The best part of running a campaign a year or two after its release is the wealth of information out there from other DM’s who have already been in your shoes. Across the weeks and months of running Curse of Strahd, I find myself returning again and again to guides and reference tools others have put out for our consumption and reference, learning from the lessons and mistakes or others, learning from what worked and didn’t work at others tables. Every group is obviously different with wildly different dynamics, and what works for one dungeon master will not work for all, but these resources have been an enormous help.
When preparing a particular chapter or section, I’ll often double back and read all three of the guides noted here again, weaving together the advice given alongside my own notes from the source book.
Powerscore RPG’s Guide by Sean McGovern
Sean has a number of guides, both on his blog as well as published on DMs Guild, for each (or at least most) of the D&D hardcover campaigns. His Strahd guide offers great advice on “connecting the dots” between the somewhat disjointed chapters (because chapters are divided by location and somewhat out-of-order, it’s up to the DM and the players to find the through-line), and general advice on everything from what pages of the DMG you’ll find what you need for a trap or a treasure, to specific suggestions on how and when to introduce the party to Strahd von Zarovich.
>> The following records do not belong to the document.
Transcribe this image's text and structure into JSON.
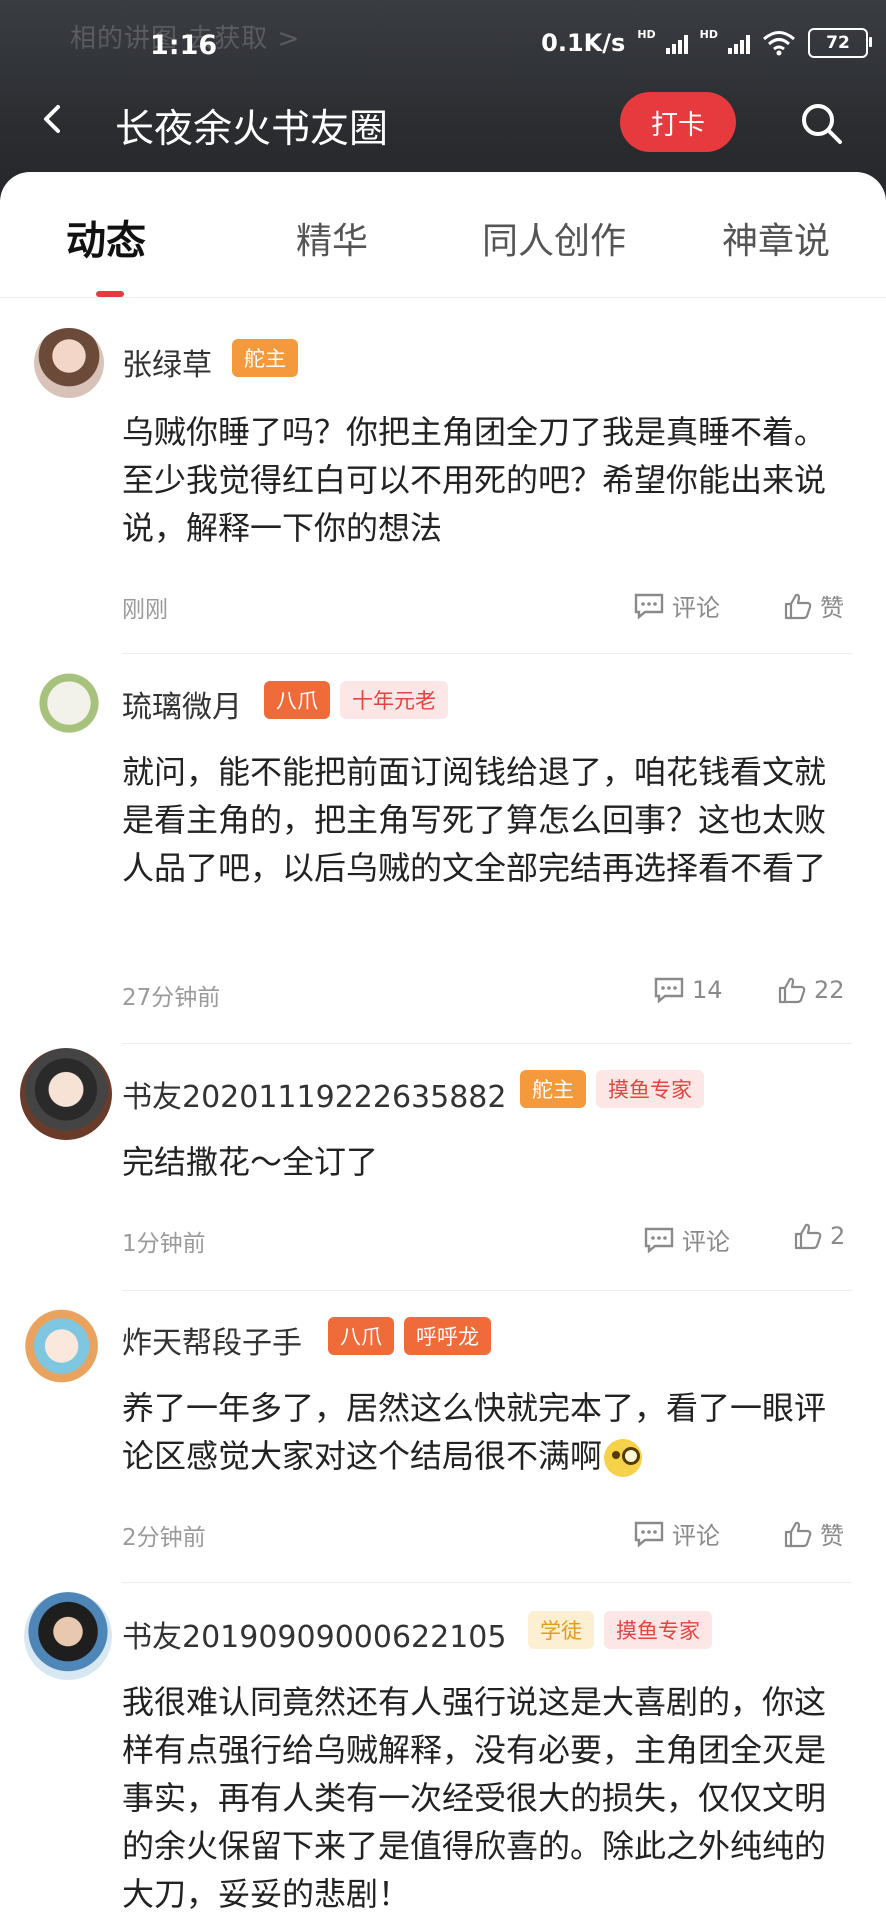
{
  "status_bar": {
    "ghost_text": "相的讲图 去获取 >",
    "time": "1:16",
    "speed": "0.1K/s",
    "battery": "72"
  },
  "header": {
    "title": "长夜余火书友圈",
    "checkin_label": "打卡"
  },
  "tabs": [
    {
      "label": "动态"
    },
    {
      "label": "精华"
    },
    {
      "label": "同人创作"
    },
    {
      "label": "神章说"
    }
  ],
  "posts": [
    {
      "username": "张绿草",
      "badges": [
        "舵主"
      ],
      "content": "乌贼你睡了吗？你把主角团全刀了我是真睡不着。至少我觉得红白可以不用死的吧？希望你能出来说说，解释一下你的想法",
      "time": "刚刚",
      "comment": "评论",
      "like": "赞"
    },
    {
      "username": "琉璃微月",
      "badges": [
        "八爪",
        "十年元老"
      ],
      "content": "就问，能不能把前面订阅钱给退了，咱花钱看文就是看主角的，把主角写死了算怎么回事？这也太败人品了吧，以后乌贼的文全部完结再选择看不看了",
      "time": "27分钟前",
      "comment": "14",
      "like": "22"
    },
    {
      "username": "书友20201119222635882",
      "badges": [
        "舵主",
        "摸鱼专家"
      ],
      "content": "完结撒花～全订了",
      "time": "1分钟前",
      "comment": "评论",
      "like": "2"
    },
    {
      "username": "炸天帮段子手",
      "badges": [
        "八爪",
        "呼呼龙"
      ],
      "content": "养了一年多了，居然这么快就完本了，看了一眼评论区感觉大家对这个结局很不满啊",
      "time": "2分钟前",
      "comment": "评论",
      "like": "赞"
    },
    {
      "username": "书友20190909000622105",
      "badges": [
        "学徒",
        "摸鱼专家"
      ],
      "content": "我很难认同竟然还有人强行说这是大喜剧的，你这样有点强行给乌贼解释，没有必要，主角团全灭是事实，再有人类有一次经受很大的损失，仅仅文明的余火保留下来了是值得欣喜的。除此之外纯纯的大刀，妥妥的悲剧！"
    }
  ],
  "colors": {
    "accent": "#e63a3f",
    "header_bg": "#2b2d31"
  }
}
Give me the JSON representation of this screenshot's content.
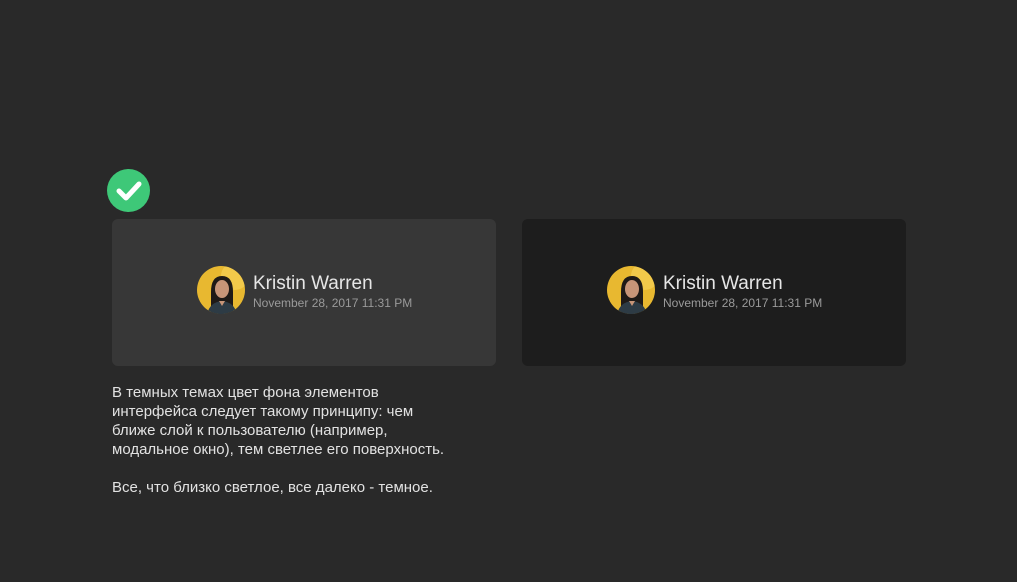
{
  "badge": {
    "icon": "checkmark-icon",
    "color": "#3ec878"
  },
  "cards": [
    {
      "variant": "light",
      "background": "#373737",
      "user": {
        "name": "Kristin Warren",
        "date": "November 28, 2017 11:31 PM",
        "avatar": "user-avatar"
      }
    },
    {
      "variant": "dark",
      "background": "#1d1d1d",
      "user": {
        "name": "Kristin Warren",
        "date": "November 28, 2017 11:31 PM",
        "avatar": "user-avatar"
      }
    }
  ],
  "description": {
    "paragraph1": "В темных темах цвет фона элементов интерфейса следует такому принципу: чем ближе слой к пользователю (например, модальное окно), тем светлее его поверхность.",
    "paragraph2": "Все, что близко светлое, все далеко - темное."
  },
  "colors": {
    "page_background": "#292929"
  }
}
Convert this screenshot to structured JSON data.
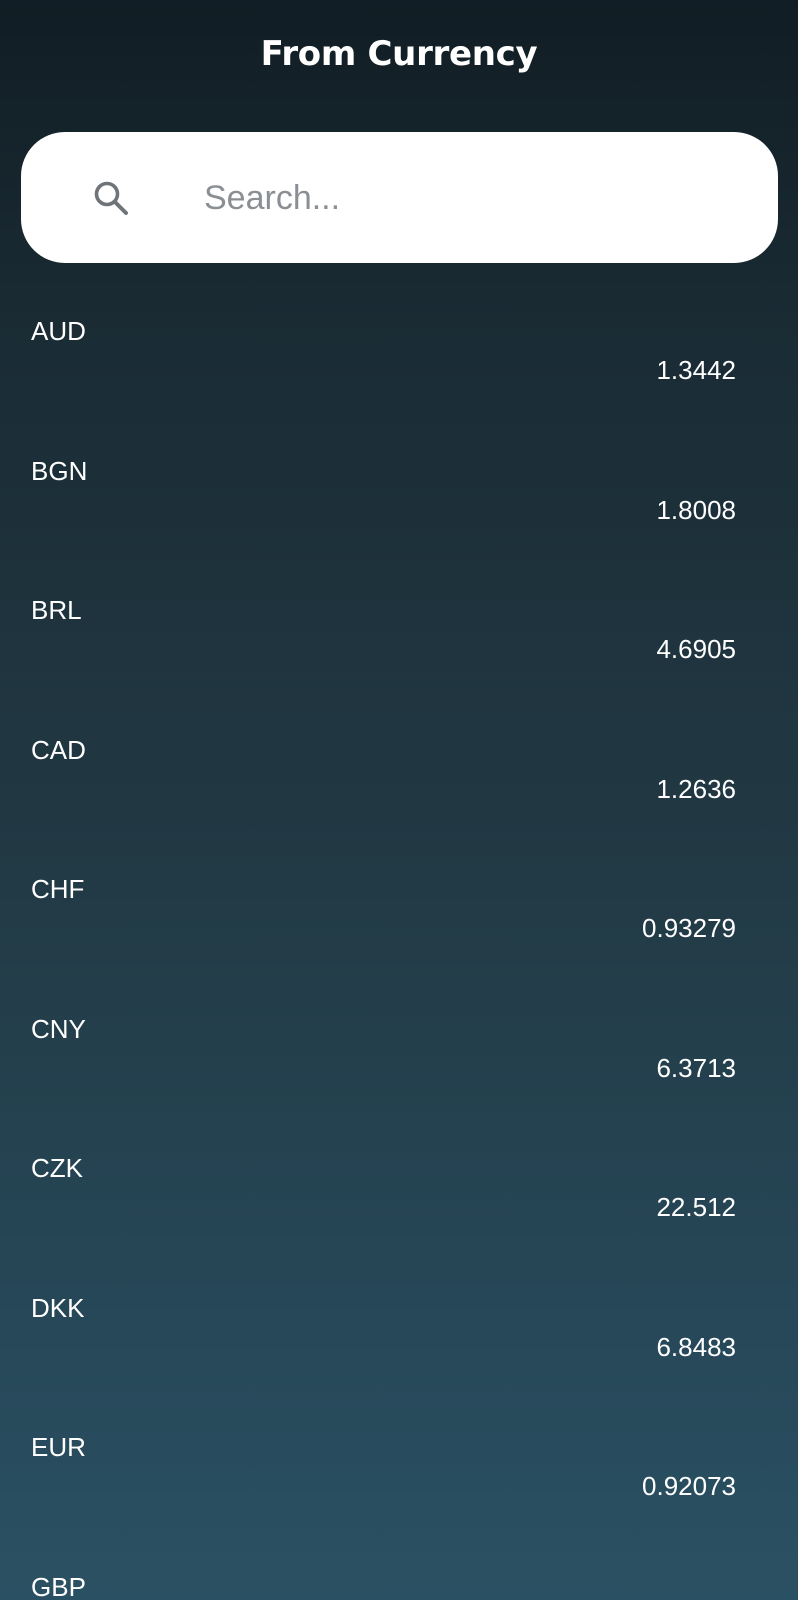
{
  "header": {
    "title": "From Currency"
  },
  "search": {
    "placeholder": "Search...",
    "value": "",
    "icon": "search-icon"
  },
  "currencies": [
    {
      "code": "AUD",
      "rate": "1.3442"
    },
    {
      "code": "BGN",
      "rate": "1.8008"
    },
    {
      "code": "BRL",
      "rate": "4.6905"
    },
    {
      "code": "CAD",
      "rate": "1.2636"
    },
    {
      "code": "CHF",
      "rate": "0.93279"
    },
    {
      "code": "CNY",
      "rate": "6.3713"
    },
    {
      "code": "CZK",
      "rate": "22.512"
    },
    {
      "code": "DKK",
      "rate": "6.8483"
    },
    {
      "code": "EUR",
      "rate": "0.92073"
    },
    {
      "code": "GBP",
      "rate": ""
    }
  ],
  "colors": {
    "background_top": "#111d24",
    "background_bottom": "#2a5163",
    "text": "#ffffff",
    "search_bg": "#ffffff",
    "placeholder": "#8a8f94"
  }
}
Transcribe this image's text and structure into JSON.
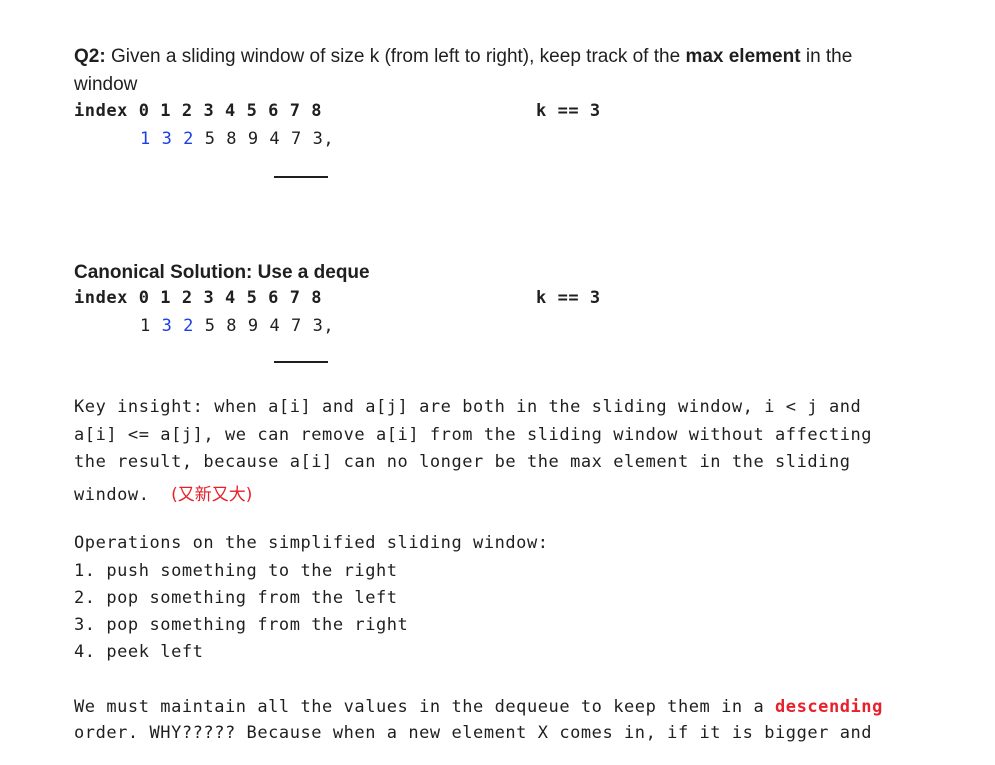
{
  "q2": {
    "label": "Q2:",
    "text_before": " Given a sliding window of size k (from left to right), keep track of the ",
    "bold_phrase": "max element",
    "text_after": " in the",
    "line2": "window"
  },
  "index_block_1": {
    "index_label": "index",
    "indices": "0 1 2 3 4 5 6 7 8",
    "k_text": "k == 3",
    "values_highlight": "1 3 2",
    "values_rest": " 5 8 9 4 7 3,",
    "underline": "_____"
  },
  "canonical": {
    "heading": "Canonical Solution: Use a deque"
  },
  "index_block_2": {
    "index_label": "index",
    "indices": "0 1 2 3 4 5 6 7 8",
    "k_text": "k == 3",
    "value_first": "1",
    "values_highlight": "3 2",
    "values_rest": " 5 8 9 4 7 3,",
    "underline": "_____"
  },
  "insight": {
    "line1": "Key insight: when a[i] and a[j] are both in the sliding window, i < j and",
    "line2": "a[i] <= a[j], we can remove a[i] from the sliding window without affecting",
    "line3": "the result, because a[i] can no longer be the max element in the sliding",
    "line4": "window.",
    "chinese_note": "(又新又大)"
  },
  "operations": {
    "title": "Operations on the simplified sliding window:",
    "items": [
      "1. push something to the right",
      "2. pop something from the left",
      "3. pop something from the right",
      "4. peek left"
    ]
  },
  "maintain": {
    "line1_before": "We must maintain all the values in the dequeue to keep them in a ",
    "line1_highlight": "descending",
    "line2": "order. WHY????? Because when a new element X comes in, if it is bigger and"
  }
}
This was one of the first guides I found and read, and it was the best overview on how
/r/DMAcadEMY, /r/DnDBehindTheScreen, /R/CurseOfStrahd, and other D&D Subreddits, With Special Attention to “What I Have Learned from Running Curse of Strahd Twice”
There are a number of D&D subreddits on Reddit. I want to draw particular attention to an excellent series of twenty posts by the user /u/paintraina, starting with a guide to Death House, and covering nearly every chapter, sometimes across multiple posts. On top of the posts’ excellent suggestions, you’ll also find more gems in the dialogue and disagreements that stem from any conversational forum. Most of the posts are crosslinked to each other, so you can jump between sections. At the time of writing, the final(?) post on running the final encounter doesn’t seem to be linked on the other posts.
/r/CurseOfStrahd hadn’t really pick up (or at least, I hadn’t discovered it yet) until after I was close to the end of the campaign, but there are a ton of great resources, write-ups, and alternatives from DMs that really dive into fleshing out Barovia and its inhabitants. One of my favorites was a post on adding more depth to the Tome of Strahd, and turning it into a more helpful magic item than the one-off lore dump that the hardcover gives us. I thought this dovetailed nicely with my own Tome of Strahd reading additions, and would definitely incorporate into another run of the campaign.
Elven Tower’s Guide by Derek Ruiz
Like Powerscore RPG, Elven Tower’s guide is available both on the website, divided by chapter, as well as a PDF on DMs Guild. I actually hadn’t encountered Derek’s guide until I was already running the campaign, and I wish I’d discovered/read through some of his material before then— For example, Yester Hill. Yester Hill is enormous, and get the scale and elevation changes of the the map across to the players can be difficult. Elven Tower’s post breaking down Yester Hill includes an elevation to accompany your map, which does wonders to clarify the hill’s terrain almost immediately. Yester Hill’s session was not a disaster, per say (Yester Hill’s session could be a post in and of itself), but I do not think I ran the encounter particularly well, and ultimately required considerably better preparation on my part than what my party ultimately got.
One of my favorite additions from Elven Tower is a collection of short speeches from each of the Amber Temple’s vestiges to try and seduce the party members. I used the vestiges’ quotes almost verbatem when it was time for the party to visit the Amber Temple, and I was quite happy with how everything came together (or fell apart) for them when they got there.
Sly Flourish’s Guide to Curse of Strahd
Mike Shea’s guide to Curse of Strahd does not dive into chapter-specific detail the way these other three guides do, but offers a lot of good general advice for a successful Barovian campaign. He does have an article exclusively dedicated to running Death House, Curse of Strahd‘s optional introduction for fast-tracking the players up from level one to three in a couple sessions. Among the resources is included a great pdf of all the letter handouts the players will encounter across Barovia for easy printing which I loved, but got caught offgaurd— the Tome of Strahd document differs slightly from the text in the source material, which I did not notice when I skimmed the letters (this seems to be a bit of a trend for me), and only discovered when it was read out loud at the table for the first time.
Sly Flourish’s guide is an excellent resource for figuring out how to play the character of Curse of Strahd, and especially von Zarovich himself.